Last week, I had the treat of visiting the Newnham College archives. For a classicist, this is an unusual pleasure – most of the time, particularly for somebody like me who works on Seneca, the relevant material has been available in various editions for many years. The joy that most historians get from uncovering new snippets in archives isn’t something that we get, unless we are working with fragments of papyrus or neglected inscriptions (which, as regular readers have probably gathered, is not where my research interests lie). However, I’ve got myself involved in a new project which means that I get to actually look at the handwriting of real people rather than the printed word for a change.
You may remember that just before Easter, I went off to a conference on women as classical scholars. An outcome of that conference is that Edith and Rosie are now putting together a collected volume of essays concentrating on women philologists in particular. And because I observed at the time that it was a shame that there was no coverage of the woman at Oxbridge in the fin de siècle, that means I volunteered myself to write the relevant chapter. Of course, there’s no way that one can do justice to all the varying environments of women’s education at Oxbridge in that period – each college really was its own closed city, with its own attitudes and customs – so I’m narrowing it down to the classicist women at Newnham from the late 1880s to the early 1920s.
This has meant reading an awful lot about the general atmosphere of higher education at this period, which is a fascinating subject in its own right, but there’s only so far that reading will get you – at some point you have to actually look at documentation. One thing that I particularly wanted to find out was how extensive the records are about who’s doing teaching when, although I have to admit that the main purpose of my trip was to test the water and see how much stuff there was to get through. A project like this, in a way, will take as much time as you give it – I can prioritise my archive activity to pick out certain things that are important, or decide how much time I actually need to work out what’s there.

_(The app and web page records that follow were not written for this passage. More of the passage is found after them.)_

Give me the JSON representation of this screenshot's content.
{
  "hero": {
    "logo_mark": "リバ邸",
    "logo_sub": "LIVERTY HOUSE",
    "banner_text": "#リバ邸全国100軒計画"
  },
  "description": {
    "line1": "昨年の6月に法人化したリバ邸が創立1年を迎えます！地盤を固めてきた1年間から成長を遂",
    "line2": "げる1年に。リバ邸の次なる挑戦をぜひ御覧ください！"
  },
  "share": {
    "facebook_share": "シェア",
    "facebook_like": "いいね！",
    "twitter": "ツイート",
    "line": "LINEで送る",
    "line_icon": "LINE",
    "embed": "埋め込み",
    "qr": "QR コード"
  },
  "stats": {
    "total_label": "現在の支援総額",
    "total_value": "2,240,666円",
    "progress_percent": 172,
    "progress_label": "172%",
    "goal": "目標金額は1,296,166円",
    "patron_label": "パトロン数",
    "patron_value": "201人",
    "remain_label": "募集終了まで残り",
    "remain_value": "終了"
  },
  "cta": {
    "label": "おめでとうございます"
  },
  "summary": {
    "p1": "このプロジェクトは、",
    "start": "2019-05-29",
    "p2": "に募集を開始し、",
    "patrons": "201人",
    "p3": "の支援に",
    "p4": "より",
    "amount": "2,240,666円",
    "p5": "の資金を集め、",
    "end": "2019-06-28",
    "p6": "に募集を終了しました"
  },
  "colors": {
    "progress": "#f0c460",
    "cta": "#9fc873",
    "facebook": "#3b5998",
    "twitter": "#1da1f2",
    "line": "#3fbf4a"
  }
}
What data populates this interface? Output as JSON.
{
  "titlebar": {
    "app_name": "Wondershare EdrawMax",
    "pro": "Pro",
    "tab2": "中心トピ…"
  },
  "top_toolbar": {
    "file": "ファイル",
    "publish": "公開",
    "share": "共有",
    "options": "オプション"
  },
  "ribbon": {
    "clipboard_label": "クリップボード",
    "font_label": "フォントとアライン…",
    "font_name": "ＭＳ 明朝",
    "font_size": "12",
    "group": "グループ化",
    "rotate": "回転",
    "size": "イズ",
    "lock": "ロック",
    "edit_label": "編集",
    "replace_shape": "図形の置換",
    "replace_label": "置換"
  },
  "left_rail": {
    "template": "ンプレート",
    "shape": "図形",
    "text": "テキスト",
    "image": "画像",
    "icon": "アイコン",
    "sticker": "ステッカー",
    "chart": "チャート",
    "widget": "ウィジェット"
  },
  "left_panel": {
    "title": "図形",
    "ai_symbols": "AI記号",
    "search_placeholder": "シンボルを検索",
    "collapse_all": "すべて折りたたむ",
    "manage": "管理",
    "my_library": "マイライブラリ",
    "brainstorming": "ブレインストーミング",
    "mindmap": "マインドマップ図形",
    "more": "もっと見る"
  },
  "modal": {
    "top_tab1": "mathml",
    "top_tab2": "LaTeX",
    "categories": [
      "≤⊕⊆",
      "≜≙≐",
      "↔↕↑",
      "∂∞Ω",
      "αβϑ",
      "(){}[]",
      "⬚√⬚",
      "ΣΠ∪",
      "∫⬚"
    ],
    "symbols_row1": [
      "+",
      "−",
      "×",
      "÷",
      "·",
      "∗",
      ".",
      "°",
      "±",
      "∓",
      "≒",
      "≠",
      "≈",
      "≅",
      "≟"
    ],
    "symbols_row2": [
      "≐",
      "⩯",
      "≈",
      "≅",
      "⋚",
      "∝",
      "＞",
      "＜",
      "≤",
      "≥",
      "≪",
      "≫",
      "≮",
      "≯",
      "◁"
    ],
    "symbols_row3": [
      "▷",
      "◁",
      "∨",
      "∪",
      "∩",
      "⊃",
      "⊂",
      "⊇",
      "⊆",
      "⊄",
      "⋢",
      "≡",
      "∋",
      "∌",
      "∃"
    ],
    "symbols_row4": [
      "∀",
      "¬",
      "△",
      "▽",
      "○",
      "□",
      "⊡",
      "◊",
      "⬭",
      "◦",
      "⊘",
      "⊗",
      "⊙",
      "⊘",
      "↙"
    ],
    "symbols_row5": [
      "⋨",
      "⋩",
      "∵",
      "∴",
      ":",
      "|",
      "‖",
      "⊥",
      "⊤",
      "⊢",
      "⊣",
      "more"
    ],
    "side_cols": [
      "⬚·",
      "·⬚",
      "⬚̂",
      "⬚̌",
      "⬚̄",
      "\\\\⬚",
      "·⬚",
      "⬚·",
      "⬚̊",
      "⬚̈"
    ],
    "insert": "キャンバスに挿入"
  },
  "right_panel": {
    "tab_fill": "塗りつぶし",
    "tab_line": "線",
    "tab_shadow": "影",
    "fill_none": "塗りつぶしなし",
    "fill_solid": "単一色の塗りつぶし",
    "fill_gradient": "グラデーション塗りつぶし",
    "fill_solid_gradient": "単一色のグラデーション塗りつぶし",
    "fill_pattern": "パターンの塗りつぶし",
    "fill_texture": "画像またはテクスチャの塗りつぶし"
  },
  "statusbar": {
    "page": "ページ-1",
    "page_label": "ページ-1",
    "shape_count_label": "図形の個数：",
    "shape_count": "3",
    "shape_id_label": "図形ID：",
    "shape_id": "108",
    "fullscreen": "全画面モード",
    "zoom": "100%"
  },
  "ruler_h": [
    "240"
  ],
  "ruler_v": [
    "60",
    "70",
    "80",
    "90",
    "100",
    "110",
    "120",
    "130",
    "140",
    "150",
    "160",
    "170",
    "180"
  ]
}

The answer to that question is that I really need to set aside a week to take a room in Cambridge and just wade through the paperwork. There is, sadly, not a great deal of material left from the women themselves, which surprised me – there are fragments elsewhere in the university, letters caught in other college archives, but sadly little survives in Newnham apart from the infamous Harrison collection. These papers are mainly made up of a selection of Jane Harrison’s correspondence with Gilbert Murray, and according to the Newnham archivist show little concern with the day-to-day matters of teaching and work at the college (and to find out otherwise would take more time than I have available). So for the women themselves, there are a few obituaries in the College Roll Letters, cards with their educational background, some later paperwork, but little else.
Of more substance, however, are the Records of Newnham College, made up of various reports issued roughly twice a year giving an account of the state of the college. These are, frankly, highly peculiar documents, each consisting of roughly the same format with a slight variation of information in each, so you end up skimming over the history of the foundation of the college by the time you get to the Records of 1895 because it’s basically the same as it was last time – but if you skim too fast, you miss the donation of the telescope and the establishment of the observatory mound, or something else that is, in retrospect, quite important for the college’s sense of self. I spent most of my day working through the records from 1882 to 1897, initially with a single aim – to note the names of those listed as giving lectures and instruction in Classics for the college each year, in the hope of turning up some more classical women and to get a sense of how reliant the college remained on male lecturers.
But I found myself finding more and more information in the Records, mainly by accident, and mainly implicitly. There are, for instance, lists of staff and students registered in each of the college halls, which I skimmed past until I realised that these regular census records meant I could see which part of the college relevant members of staff had lived in, and track their movements into new buildings. The list of lecturers who opened their lectures to women was also utterly impenetrable – until November 1892, when the obliging lecturers were ordered by subject, and name of each Professor whose lectures were open was annotated with his subject in a separate list. (I note with especial pleasure that both Professors Jebb and Mayor occur in these lists from the start.) These sorts of observations, which may eventually build into quite an important point in the finished article, only emerge as you leaf through the pages and start noticing patterns which hitherto have escaped you.
There’s a lot more archive diving to do. I haven’t really looked properly at the information held on the relevant women, and I need to finish working through the Records. There are also the Minutes of the Education Committee, which are so far untouched, not to mention chasing down some of those archives in other colleges. Finally, the notebooks of Blanche Athena Clough at the British Library, while more of a personal record, feel as if they might contain an insight into the sort of lives lived by the women who dedicated their lives to the college. (I must thank Gill Sutherland’s excellent book on the Cloughs for telling me that the notebooks existed.) But if my day trip showed me anything, it’s that archives have the same seductive power as fragments – the temptation to fill in the gaps around the edges of the surviving story is almost overwhelming.